The 22-year-old new owner of BTS’ costumes from their “Life Goes On” music video plans to exhibit the outfits next year.
In 2016, when the global art market saw a decrease in industry sales, Sotheby’s Hong Kong enlisted help from a South Korean “idol,” Choi Seung-Hyun, better known by his stage name T.O.P. of Korean-pop group Big Bang.
Sotheby’s was looking to tap a younger market of art buyers (40 years old and below). And with that, they invited the then-28-year-old singer and art collector to “guest-curate” the sale.
T.O.P.’s fan base effectively created the buzz the world’s largest luxury art marketplace was hoping for. Beyond being highly talked-about, the pre-sale estimate of HK$90 million (P564.9 million) was well-exceeded by a record-breaking HK$136 million (P853.6 million), the highest record sale of a Western art event in Hong Kong.
In effect, the Hong Kong event even topped Sotheby’s prior Contemporary Curated sales in London and New York.
Fast forward to five years later, the relevance of Korean talents remains intact and stronger than ever. Instead of K-Pop stars using their following to promote auction house sales events, they’re now influential enough to sell the clothes off their backs worn during noteworthy performances.
Last January, American auction company Julien’s sold Korean boy band giant B.T.S.’ costumes from their Grammy-nominated song, “Dynamite.” The pastel-colored looks of members Jungkook, Suga, V, R.M., Jimin, J-Hope, and Jin sold for $162,500— that’s $122,500 more than its estimated sale price of $40,000.
The winning bids were by Yasaku Maezawa, an art collector, and 32-year-old Hikakin, Japan’s top Youtuber,
Impressively, the music video for Dynamite held the Guinness World Record for most views on Youtube within 24 hours at the time. However, they still have the title with their single “Butter,” which garnered over 11 million streams in one day.
The ensembles were available for bidding for the MusiCares Charity Relief Auction benefit, which supports musicians, artists, and road crews affected by the pandemic.
Last March, in a separate online auction benefiting The Grammy Museum Foundation, the seven band members’ outfits from their “Life Goes On” music video were up for bids.
The foundation, which supports music education initiatives, was estimated to earn $150,000 for mostly sleepwear.

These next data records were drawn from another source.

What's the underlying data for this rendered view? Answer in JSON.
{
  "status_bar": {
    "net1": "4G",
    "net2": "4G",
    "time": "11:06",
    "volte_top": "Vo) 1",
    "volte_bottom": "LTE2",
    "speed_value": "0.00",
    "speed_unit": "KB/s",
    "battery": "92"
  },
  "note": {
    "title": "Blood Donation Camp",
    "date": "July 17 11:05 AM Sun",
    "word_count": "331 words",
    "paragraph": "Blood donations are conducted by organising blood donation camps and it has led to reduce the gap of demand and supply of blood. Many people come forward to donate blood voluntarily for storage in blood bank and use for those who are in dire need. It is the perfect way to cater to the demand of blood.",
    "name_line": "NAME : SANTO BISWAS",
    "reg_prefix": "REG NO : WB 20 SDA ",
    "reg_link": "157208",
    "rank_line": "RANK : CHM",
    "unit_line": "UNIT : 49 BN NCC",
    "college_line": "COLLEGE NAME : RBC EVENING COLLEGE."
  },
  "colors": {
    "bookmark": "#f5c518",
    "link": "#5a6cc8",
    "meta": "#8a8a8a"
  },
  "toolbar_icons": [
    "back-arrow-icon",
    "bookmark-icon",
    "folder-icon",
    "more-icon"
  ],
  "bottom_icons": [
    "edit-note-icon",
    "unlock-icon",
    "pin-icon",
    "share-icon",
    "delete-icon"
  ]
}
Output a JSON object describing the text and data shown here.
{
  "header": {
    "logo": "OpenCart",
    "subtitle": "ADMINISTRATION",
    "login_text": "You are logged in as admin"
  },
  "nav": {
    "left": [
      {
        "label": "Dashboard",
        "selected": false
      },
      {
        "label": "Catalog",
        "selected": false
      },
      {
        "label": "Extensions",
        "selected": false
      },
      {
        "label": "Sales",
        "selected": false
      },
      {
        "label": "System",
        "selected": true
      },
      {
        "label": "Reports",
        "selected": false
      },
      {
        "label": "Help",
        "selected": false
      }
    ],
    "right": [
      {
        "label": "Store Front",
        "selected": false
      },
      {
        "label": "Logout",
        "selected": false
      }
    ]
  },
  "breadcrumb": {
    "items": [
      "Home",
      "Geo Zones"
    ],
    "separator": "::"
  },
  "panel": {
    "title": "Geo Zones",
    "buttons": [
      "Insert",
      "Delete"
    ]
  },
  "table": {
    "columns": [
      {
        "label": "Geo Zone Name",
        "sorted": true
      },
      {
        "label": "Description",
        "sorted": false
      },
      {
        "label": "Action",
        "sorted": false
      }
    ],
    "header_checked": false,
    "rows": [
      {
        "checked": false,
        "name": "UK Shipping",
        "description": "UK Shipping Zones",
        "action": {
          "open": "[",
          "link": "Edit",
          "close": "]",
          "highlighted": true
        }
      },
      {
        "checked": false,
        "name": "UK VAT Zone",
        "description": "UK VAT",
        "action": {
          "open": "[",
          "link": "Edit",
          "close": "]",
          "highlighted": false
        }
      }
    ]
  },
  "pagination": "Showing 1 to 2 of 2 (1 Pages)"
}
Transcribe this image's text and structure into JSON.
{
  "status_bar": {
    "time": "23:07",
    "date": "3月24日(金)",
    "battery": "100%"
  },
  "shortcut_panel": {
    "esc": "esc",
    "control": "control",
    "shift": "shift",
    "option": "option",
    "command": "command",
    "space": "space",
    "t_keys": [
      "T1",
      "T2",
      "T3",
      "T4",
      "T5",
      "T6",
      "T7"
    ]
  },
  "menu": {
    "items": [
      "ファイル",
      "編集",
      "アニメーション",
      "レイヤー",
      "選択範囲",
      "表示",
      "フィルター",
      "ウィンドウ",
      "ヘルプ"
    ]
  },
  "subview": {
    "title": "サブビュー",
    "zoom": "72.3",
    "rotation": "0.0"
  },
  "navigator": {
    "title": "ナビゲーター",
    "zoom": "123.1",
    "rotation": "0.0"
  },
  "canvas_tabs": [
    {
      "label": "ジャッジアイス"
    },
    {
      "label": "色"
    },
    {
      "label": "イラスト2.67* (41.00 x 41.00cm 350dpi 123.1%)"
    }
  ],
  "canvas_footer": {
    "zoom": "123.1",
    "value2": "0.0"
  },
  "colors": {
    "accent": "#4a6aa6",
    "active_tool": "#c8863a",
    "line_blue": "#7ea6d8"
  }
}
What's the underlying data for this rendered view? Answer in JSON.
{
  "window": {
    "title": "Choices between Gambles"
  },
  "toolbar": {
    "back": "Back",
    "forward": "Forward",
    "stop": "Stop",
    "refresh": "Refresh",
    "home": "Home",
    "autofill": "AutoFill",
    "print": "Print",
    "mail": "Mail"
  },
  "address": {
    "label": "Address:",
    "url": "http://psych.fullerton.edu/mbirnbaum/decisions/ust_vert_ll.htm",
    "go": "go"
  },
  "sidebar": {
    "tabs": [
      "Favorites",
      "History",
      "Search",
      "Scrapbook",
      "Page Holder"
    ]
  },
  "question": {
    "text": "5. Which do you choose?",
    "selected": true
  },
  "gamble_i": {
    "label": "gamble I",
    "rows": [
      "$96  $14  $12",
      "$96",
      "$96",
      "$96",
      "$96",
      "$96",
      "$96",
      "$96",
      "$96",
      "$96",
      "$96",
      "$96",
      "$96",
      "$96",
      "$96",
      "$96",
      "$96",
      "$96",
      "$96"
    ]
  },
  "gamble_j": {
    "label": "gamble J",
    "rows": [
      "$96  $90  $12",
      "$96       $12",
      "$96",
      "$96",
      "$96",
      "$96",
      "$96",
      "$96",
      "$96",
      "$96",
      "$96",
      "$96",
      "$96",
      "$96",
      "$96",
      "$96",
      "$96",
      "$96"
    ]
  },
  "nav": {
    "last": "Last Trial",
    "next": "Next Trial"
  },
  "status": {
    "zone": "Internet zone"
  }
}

In line with the song’s message of togetherness, the costumes were styled to exude comfort during quarantine restrictions experienced by the world.
Although the actual amount of the bid is undisclosed, the winning bidder is 22-year-old Landon Annoni. The Penn State University student shares to Vogue that he’s an avid collector of iconic stage costumes worn by various artists. Now, B.T.S.’ Life Goes On video outfits are among his collection, which also includes costumes from Lady Gaga, Prince, and Stevie Nicks.
It seems that Sotheby’s tapping of an idolized Korean celebrity sparked the awareness young K-pop fans now have for auction houses and how they can own their favorite band’s fashion pieces by bidding.
Fortunately, fans who lost the bid can still get a glimpse of B.T.S.’s iconic outfits as Annoni plans to share the experience with the BTS Army. In an Instagram post, he says that “these outfits will be in my upcoming exhibit next year for everyone to enjoy!!”
Banner photo from Instagram